Â Aristotle Õ Download by ☆ A.E. Taylor
Â Aristotle Õ Download by ☆ A.E. Taylor Old books are the best books.

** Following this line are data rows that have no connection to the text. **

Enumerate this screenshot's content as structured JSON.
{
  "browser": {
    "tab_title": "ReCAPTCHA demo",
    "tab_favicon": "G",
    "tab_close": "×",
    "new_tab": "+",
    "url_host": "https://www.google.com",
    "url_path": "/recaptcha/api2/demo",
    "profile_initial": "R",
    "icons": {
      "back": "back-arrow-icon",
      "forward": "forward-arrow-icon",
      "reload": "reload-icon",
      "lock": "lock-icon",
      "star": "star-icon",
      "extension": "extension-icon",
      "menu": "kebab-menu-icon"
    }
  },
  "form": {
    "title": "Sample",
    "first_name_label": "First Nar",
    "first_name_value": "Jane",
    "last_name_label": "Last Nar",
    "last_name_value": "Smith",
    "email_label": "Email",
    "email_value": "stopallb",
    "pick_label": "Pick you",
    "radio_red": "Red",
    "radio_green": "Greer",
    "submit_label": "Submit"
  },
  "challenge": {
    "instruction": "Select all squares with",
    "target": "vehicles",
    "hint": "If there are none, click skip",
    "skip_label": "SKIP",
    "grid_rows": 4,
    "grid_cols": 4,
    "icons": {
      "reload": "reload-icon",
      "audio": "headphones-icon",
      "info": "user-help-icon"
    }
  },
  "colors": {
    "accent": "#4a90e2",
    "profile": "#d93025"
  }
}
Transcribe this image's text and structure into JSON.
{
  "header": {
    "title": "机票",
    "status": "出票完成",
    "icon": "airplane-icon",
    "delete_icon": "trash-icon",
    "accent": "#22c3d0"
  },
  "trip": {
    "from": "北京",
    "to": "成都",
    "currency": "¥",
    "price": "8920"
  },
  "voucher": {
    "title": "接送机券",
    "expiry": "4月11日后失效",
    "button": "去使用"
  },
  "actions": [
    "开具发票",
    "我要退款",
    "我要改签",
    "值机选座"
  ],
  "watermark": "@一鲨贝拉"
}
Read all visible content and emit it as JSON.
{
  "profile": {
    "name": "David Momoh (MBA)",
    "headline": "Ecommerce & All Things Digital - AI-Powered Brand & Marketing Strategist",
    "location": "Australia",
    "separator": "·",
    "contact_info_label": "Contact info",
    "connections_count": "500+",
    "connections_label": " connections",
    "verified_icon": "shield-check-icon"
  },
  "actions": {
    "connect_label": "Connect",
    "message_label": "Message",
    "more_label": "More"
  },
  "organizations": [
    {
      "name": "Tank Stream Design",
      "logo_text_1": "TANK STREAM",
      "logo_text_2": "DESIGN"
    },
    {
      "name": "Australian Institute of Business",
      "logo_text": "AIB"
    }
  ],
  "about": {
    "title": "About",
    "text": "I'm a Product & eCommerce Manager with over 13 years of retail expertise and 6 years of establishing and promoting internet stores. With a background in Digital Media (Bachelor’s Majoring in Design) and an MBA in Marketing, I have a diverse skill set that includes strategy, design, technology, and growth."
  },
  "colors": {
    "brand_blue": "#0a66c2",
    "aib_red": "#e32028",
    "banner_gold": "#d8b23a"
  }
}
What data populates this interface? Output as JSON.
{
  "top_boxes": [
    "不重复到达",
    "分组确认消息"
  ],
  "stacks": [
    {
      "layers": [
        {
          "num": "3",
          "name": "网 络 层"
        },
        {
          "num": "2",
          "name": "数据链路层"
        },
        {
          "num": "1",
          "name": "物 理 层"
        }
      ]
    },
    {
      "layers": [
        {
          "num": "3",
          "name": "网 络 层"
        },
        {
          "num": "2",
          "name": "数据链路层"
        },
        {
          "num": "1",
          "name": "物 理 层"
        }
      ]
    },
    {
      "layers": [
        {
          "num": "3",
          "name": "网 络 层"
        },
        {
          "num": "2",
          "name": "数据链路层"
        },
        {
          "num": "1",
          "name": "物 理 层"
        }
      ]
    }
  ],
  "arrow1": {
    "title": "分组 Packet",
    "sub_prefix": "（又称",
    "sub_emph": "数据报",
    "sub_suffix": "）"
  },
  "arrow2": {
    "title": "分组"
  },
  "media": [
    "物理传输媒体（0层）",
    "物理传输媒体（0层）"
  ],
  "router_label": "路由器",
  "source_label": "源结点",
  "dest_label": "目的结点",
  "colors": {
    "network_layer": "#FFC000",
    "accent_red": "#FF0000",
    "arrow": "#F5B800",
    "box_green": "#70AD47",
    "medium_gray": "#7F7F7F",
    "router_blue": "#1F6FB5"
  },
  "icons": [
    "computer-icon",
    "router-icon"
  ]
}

Unabridged Reprinting Of The Revised Edition Published InIt S Been Completely Reset Contains A New Index Especially Compiled For This Edition By Geoffrey Mott Smith In This Brilliantly Written Popular Account, The Foremost Platonist Examines Aristotle S Theories, Historical Background, Influence Present Day Application Dr Taylor Covers The Greek Philosopher S Thoughts On Classification Of The Sciences Scientific Method Formal Logic Induction Theory Of Knowledge The Four Causes Motion Its Eternity God Terrestrial Bodies MuchLife WorksThe Classification Of The Sciences Scientific MethodFirst Philosophy Physics Practical PhilosophyIndex A revised edition of Taylor s 1919 publication, this is an excellent, concise, readable 111 pages overview of Aristotle s thought which should greatly help the non specialist Taylor breaks Aristotle down into scientific method, first philosophy, physics and practical philosophy which includes not just ethics, but a theory of the state There is also an introductory chapter on Aristotle s life and worksI liked how Taylor showed Aristotle s debt to his teacher and mentor Plato regarding nous , or intuition, Taylor remarks Aristotle holds that the knowledge of the principles of science is not itself science demonstrated knowledge but what he calls intelligence and we may call intellectual intuition Thus his doctrine is distinguished from empiricism the doctrine that universal principles are proved by particular facts Aristotle does littlethan repeat the Platonic view This seems to me a good enough starting point into Aristotle s thought as any With an especially clear style, Taylor takes us through writings on metaphysics, epistemology, physics, and ethics He breaks down each section with a short exposition of an idea and often relates it back to Plato and predecessors He also sometimes injects his own opinions, often critical of Aristotle, either pointing a missing ingredient, an overstatement, or simply a choice of premises which end up being wrong Taylor is most critical of A Physics which he said have blinded so his successors that it took a thousand year to recover the right path, already established in Plato time, of the move ability of the earth The most interesting sections were the ones on theory of knowledge and first philosophy, which are well worth studyin Interesting biography, made me question many of my assumptions about the great philosopher scientist Will have to study the subjectin the future.
Taylor was an early 20th c Platonist with a couple weird takes on Plato he believed that no development took place in the ideas of this great thinker during his half century of writing and he believed Plato never put an idea in his character Socrates mouth that didn t belong to the historical Socrates It s hard to imagine how anyone familiar with the Platonic corpus and its context could hold these views So Taylor was an intelligent, well educated guy with weird judgment In this book we find in numerous places that Taylor had something a lot like contempt for Aristotle Let s assume his weird views on Plato were considered plausible a century ago why would he be asked to write a brief introduction to the thought of someone he disliked so much But he was and he did And if you re unfamiliar with Aristotle, this little bo
Brief but great book about Aristotle A decent and brief overview of Aristotle s life and thoughts I would have appreciated ifeffort was taken to put his work into the historical context of scientific developments before and after his time so as to better understand his influence and innovation It was interesting to read about some of the ways see quote below in which he made bad conclusions, and the impact this had on scientific progression This got me to reflect on the idea of public intellectuals making claims beyond their area of expertise, and the trouble this can lead to So far, the spheres , then, were a mere kinematical hypothesis What Aristotle did, and it is perhaps the most retrograde step ever taken in the history of a science, was to convert the mathematical hypothesis into physical fact The spheres become with him real bodies, and as none of the bodies we are familiar with exhibit any